South Africa ‘must conserve water’

21 May 2013

South Africa’s plans for a water-secure future are in place, says Water and Environmental Affairs Minister Edna Molewa, but will require all South Africans to play their part in conserving water.

Briefing the media before her budget vote in Parliament in Cape Town on Tuesday, Molewa said South Africa was not running out of water as speculated in some media reports.

“Our strategic plans are sound and geared towards a sustainable future water security, but they require that each one of us make their small contribution at every turn to guarantee a water-secure future for generations to come.”

There were no immediate plans to introduce water restrictions to control the use and distribution of water resources, Molelwa said, but added that the situation was being monitored and that restrictions could be introduced if necessary.

Water wastage ‘serious’

Water losses in South Africa were “indeed serious. That’s why we are calling on the nation to save water,” the minister said, adding that South Africa was losing up to 36% of its drinking water through leaking pipes, dripping taps and illegal water usage.

The agricultural sector was also a big water user. A strategy to adapt, change and reduce the water usage in this sector was ready, Molewa said.

According to the country’s latest census, conducted in October 2011, the number of households access to piped (tap) water in South Africa rose from 84.4% in 2001 to 91.2% in 2011.

Nearly half, or 46.3%, of the country’s households have tap water inside their homes (up from 32.3% in 2001), according to census 2011, while 27.1% have tap water inside their yards (down from 29%), 11.7% have tap water on their community stand less than 200 metres from their homes (up from 10.7%), and 6.2% have to walk more than 200 metres to reach tap water on their community stand (down from 12.4%).

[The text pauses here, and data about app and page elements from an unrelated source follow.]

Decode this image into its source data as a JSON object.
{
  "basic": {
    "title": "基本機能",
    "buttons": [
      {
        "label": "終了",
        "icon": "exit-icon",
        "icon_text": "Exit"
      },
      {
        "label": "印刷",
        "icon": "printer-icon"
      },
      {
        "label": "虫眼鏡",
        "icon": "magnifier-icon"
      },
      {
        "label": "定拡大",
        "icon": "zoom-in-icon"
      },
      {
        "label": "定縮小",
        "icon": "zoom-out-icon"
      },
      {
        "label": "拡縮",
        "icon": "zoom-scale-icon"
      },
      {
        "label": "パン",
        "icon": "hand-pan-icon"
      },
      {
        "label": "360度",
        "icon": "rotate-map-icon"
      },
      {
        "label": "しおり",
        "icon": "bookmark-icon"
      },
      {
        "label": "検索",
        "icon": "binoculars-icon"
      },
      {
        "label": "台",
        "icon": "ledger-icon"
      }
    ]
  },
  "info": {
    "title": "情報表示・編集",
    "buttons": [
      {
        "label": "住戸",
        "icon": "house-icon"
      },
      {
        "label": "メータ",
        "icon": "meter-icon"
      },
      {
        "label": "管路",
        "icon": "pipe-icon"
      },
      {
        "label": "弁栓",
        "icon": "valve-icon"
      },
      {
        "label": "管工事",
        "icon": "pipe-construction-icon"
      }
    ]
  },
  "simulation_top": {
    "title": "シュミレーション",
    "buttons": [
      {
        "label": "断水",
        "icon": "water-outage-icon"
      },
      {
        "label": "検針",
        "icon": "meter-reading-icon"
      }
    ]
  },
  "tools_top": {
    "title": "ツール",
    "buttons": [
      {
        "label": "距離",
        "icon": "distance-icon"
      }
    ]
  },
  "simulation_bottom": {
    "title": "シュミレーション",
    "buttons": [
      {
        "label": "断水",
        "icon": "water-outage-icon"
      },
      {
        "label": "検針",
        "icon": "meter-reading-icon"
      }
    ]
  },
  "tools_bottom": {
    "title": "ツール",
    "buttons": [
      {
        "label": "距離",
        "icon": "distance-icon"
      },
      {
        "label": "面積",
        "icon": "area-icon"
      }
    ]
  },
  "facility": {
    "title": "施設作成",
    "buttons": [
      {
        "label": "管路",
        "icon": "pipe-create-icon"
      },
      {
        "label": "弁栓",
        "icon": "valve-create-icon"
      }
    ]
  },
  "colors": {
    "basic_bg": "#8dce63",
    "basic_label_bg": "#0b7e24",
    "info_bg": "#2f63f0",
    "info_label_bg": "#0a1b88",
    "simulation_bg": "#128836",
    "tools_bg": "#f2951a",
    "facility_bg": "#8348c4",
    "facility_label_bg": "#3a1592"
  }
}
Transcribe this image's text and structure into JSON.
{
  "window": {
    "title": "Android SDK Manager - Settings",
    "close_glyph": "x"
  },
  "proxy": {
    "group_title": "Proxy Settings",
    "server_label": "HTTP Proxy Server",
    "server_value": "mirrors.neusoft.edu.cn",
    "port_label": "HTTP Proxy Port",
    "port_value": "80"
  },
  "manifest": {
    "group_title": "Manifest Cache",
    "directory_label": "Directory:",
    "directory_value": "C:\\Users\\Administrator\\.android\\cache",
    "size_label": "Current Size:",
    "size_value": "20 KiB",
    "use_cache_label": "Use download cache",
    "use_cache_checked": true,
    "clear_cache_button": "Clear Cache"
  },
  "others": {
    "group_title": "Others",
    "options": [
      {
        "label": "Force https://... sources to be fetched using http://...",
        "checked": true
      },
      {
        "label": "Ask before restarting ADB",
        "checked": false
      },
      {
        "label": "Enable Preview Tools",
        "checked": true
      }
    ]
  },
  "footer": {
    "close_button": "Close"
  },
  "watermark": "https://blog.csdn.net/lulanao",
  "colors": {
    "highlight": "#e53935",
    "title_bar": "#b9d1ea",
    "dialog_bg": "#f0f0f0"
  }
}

Water infrastructure

Molewa said the department was facing the twin challenge of reaching the rest of the population missing out on access to water, and that of repairing infrastructure problems.

The department would focus on the functionality of municipal infrastructure and sustainable service delivery in 2013/14, because “improving the skills bases in the water sector is vital to the success of our efforts and ensuring security of supply”.

During 2011/12, South Africa’s water boards had reduced the debt of municipalities to R1.3-billion. The boards generated R10.5-billion from water sales in 2011/12, paying their own operational costs and investing R2.1-billion in infrastructure development. A further R3.3-billion was now being invested.

On infrastructure development, Molelwa said the Komati Water Augment Project, which provides water to Eskom’s Duva and Matla power stations, had been finished, while the De Hoop Dam in Limpopo province was nearing completion, and significant progress had been made on construction of the Spring Grove Dam in KwaZulu-Natal.

In North West province, the first phase of the R1.2-billion Pilanesberg scheme was being implemented in partnership with the mines to provide a further 100 megalitres of water to local municipalities and mines. About 700 direct jobs were being created, while new mining developments would open up 6 000 indirect permanent jobs.

In the Free State, Molewa said, R156-million would be spent on two new pipeline projects that would provide additional water to the Botshabelo and Thaba Nchu municipalities as well as the Mangaung (Bloemfontein) metro.

In 2012/13, the department’s Adopt-a-River project, which fights the pollution of rivers, led to 24 rivers being cleaned, creating 985 jobs for women in the process.